In TURBINE, the collaborative piece created with the Mendelssohn Club to mark the 200th anniversary of Philadelphia’s historic Fairmount Water Work’s complex, we in the audience followed the fifteen dancers and several dozen singers as they moved through the outdoor site, and sometimes surrounded us. Immersion was a fitting strategy for this place, once an early-industrial marvel that supplied clean water to the city, and now an eerily beautiful collection of open Greek-Revival structures, cliffs, trees and lawn set between the Philadelphia Museum and the Schuylkill River.

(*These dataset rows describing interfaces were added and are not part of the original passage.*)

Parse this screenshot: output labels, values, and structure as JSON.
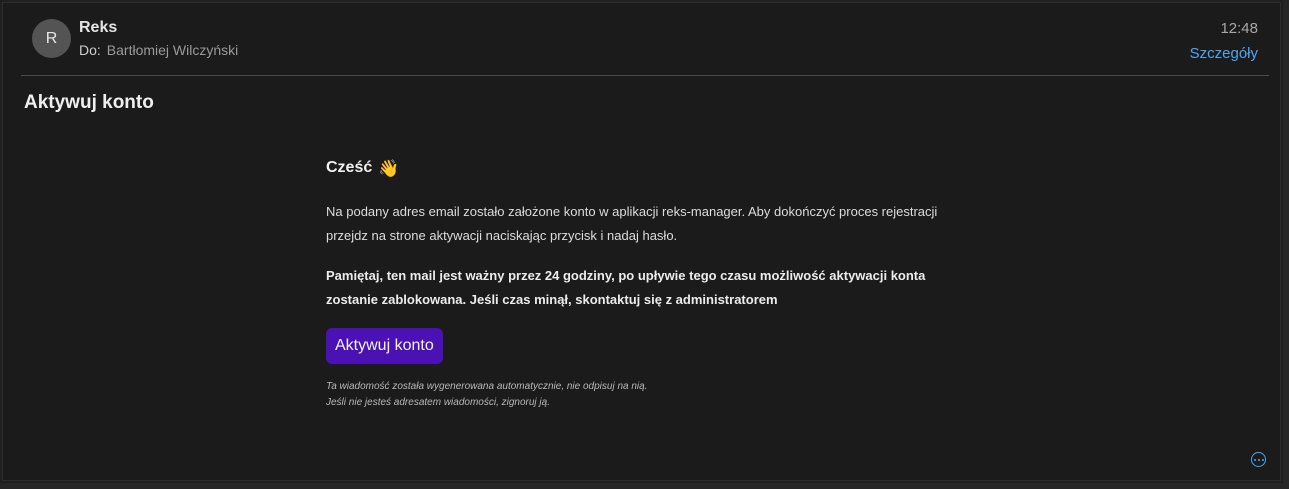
{
  "message": {
    "avatar_initial": "R",
    "sender": "Reks",
    "recipient_prefix": "Do:",
    "recipient": "Bartłomiej Wilczyński",
    "time": "12:48",
    "details_label": "Szczegóły",
    "subject": "Aktywuj konto"
  },
  "email": {
    "greeting": "Cześć",
    "greeting_emoji": "👋",
    "paragraph": "Na podany adres email zostało założone konto w aplikacji reks-manager. Aby dokończyć proces rejestracji przejdz na strone aktywacji naciskając przycisk i nadaj hasło.",
    "warning": "Pamiętaj, ten mail jest ważny przez 24 godziny, po upływie tego czasu możliwość aktywacji konta zostanie zablokowana. Jeśli czas minął, skontaktuj się z administratorem",
    "button_label": "Aktywuj konto",
    "footer_line1": "Ta wiadomość została wygenerowana automatycznie, nie odpisuj na nią.",
    "footer_line2": "Jeśli nie jesteś adresatem wiadomości, zignoruj ją."
  },
  "icons": {
    "more": "more-options-icon"
  },
  "colors": {
    "accent_link": "#4ea6f2",
    "button": "#4a12b4"
  }
}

Beginning in a grove of trees, the dancers and singers appeared without fanfare among the audience, offering simple arcing gestures and short, overlapping musical phrases. We followed them as they moved across the grass, entered a riverside gazebo, and then made their way along a short palisade to a wide plaza. The dancers, in bright orange, and the singers in blue-green vests or scarves, seemed to be making a new map of the place while moving across the surface it described.

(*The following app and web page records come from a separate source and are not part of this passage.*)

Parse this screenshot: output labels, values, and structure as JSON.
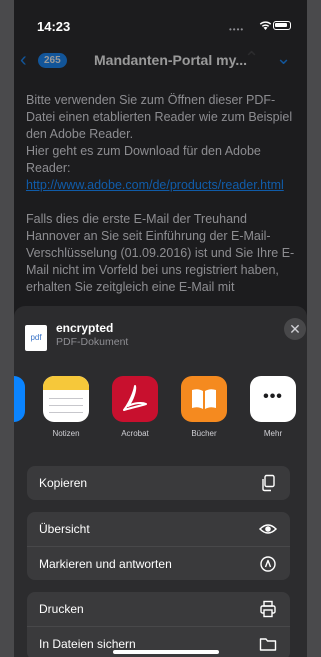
{
  "status_bar": {
    "time": "14:23",
    "signal_icon": "dots-signal-icon",
    "wifi_icon": "wifi-icon",
    "battery_icon": "battery-icon"
  },
  "nav": {
    "back_icon": "chevron-left-icon",
    "badge": "265",
    "title": "Mandanten-Portal my...",
    "up_icon": "chevron-up-icon",
    "down_icon": "chevron-down-icon"
  },
  "email": {
    "para1_text": "Bitte verwenden Sie zum Öffnen dieser PDF-Datei einen etablierten Reader wie zum Beispiel den Adobe Reader.",
    "para1_text2": "Hier geht es zum Download für den Adobe Reader: ",
    "para1_link": "http://www.adobe.com/de/products/reader.html",
    "para2": "Falls dies die erste E-Mail der Treuhand Hannover an Sie seit Einführung der E-Mail-Verschlüsselung (01.09.2016) ist und Sie Ihre E-Mail nicht im Vorfeld bei uns registriert haben, erhalten Sie zeitgleich eine E-Mail mit"
  },
  "share_sheet": {
    "file_name": "encrypted",
    "file_type": "PDF-Dokument",
    "file_icon_label": "pdf",
    "close_icon": "close-icon",
    "apps": [
      {
        "label": "Notizen",
        "icon": "notes-app-icon"
      },
      {
        "label": "Acrobat",
        "icon": "acrobat-app-icon"
      },
      {
        "label": "Bücher",
        "icon": "books-app-icon"
      },
      {
        "label": "Mehr",
        "icon": "more-icon"
      }
    ],
    "actions_group1": [
      {
        "label": "Kopieren",
        "icon": "copy-icon"
      }
    ],
    "actions_group2": [
      {
        "label": "Übersicht",
        "icon": "eye-icon"
      },
      {
        "label": "Markieren und antworten",
        "icon": "markup-icon"
      }
    ],
    "actions_group3": [
      {
        "label": "Drucken",
        "icon": "printer-icon"
      },
      {
        "label": "In Dateien sichern",
        "icon": "folder-icon"
      }
    ]
  },
  "colors": {
    "accent": "#0a84ff",
    "sheet_bg": "#2c2c2e",
    "row_bg": "#3a3a3c",
    "acrobat_red": "#c8102e",
    "books_orange": "#f58a1f",
    "notes_yellow": "#f6c83a"
  }
}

Writers including Charles Dickens and Mark Twain visited the renowned Water Works in their time, and composer Byron Au Yong culled haiku-like fragments from their descriptions to create flexible sonic modules. Au Yong, who has made site-based work before, allowed the singers some liberty in the timing of their own phrases, which interwove, sometimes fading in the air, sometimes resonating like depth charges. For the choir members of the Mendelssohn Club, who have worked with Stein before, the piece offered a uniquely challenging adventure, and we felt their bravery as they balanced walking and expressive gestures with outdoor singing. Meanwhile, the dancers held the space like sentries—moving, or often still; offered rituals of pouring water; and danced, all with never-flagging concentration.
As we attended to what was happening, the site came to life around the performers. Standing in the early evening light, I was struck by the uncommon gracefulness of this place, and simultaneously felt it as it is right now: a place ringed by parked cars and traffic noise, part of a living city.

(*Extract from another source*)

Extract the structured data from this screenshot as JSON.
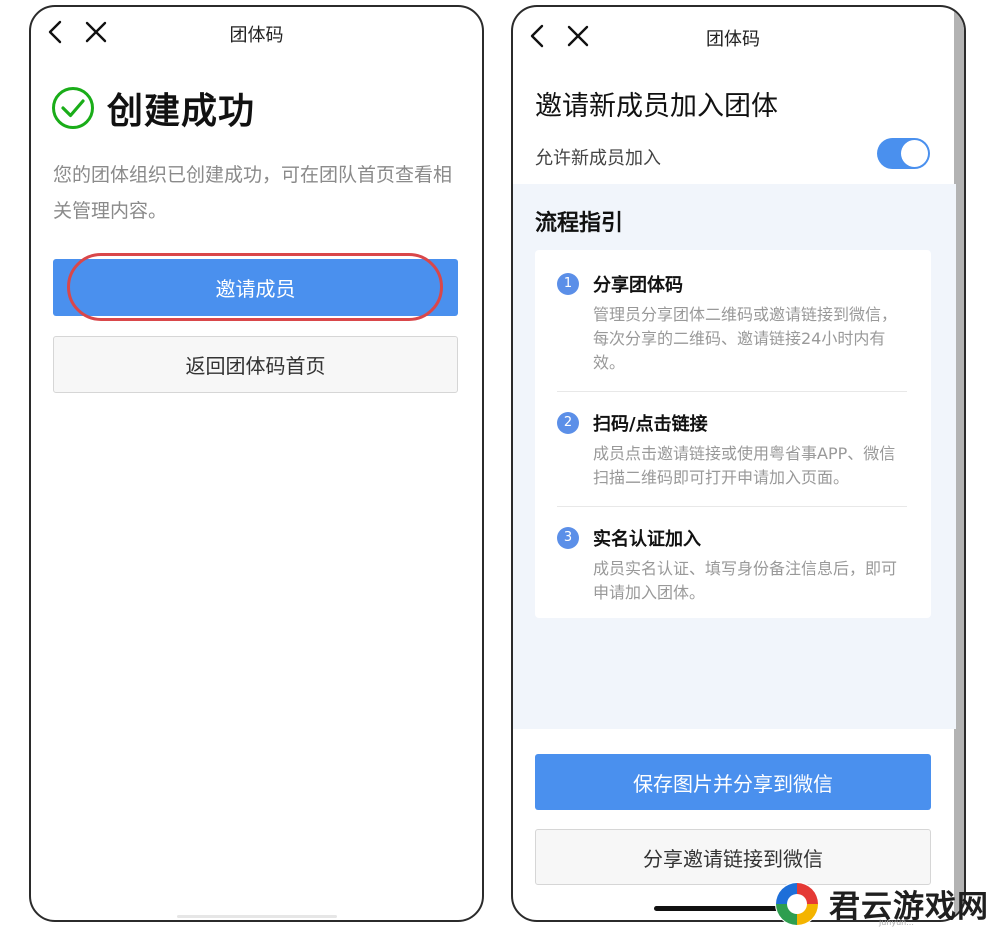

Experiencing a work by Leah Stein, I’ve found, has aftereffects. Some good art does this—by destabilizing our perception, it makes us see differently. It may be partly the shock of displacement into an unexpected venue that intensifies our attention, pushing us into the present moment (like coming on a flash-mob performance, which may be a new folk form of site-specific dance). But her outdoor events, although large-scale, are anti-spectacles, inducing a sense of wonder through an almost hypnotic sense of heightened receptivity. After the last mingling of performers and audience on the plaza, we left transformed, released into the surroundings and suddenly seeing the colors of dusk as more saturated, the sounds more crisp, and every movement as a signal.
TURBINE was performed on June 28, 2015 at the Fairmount Water Works.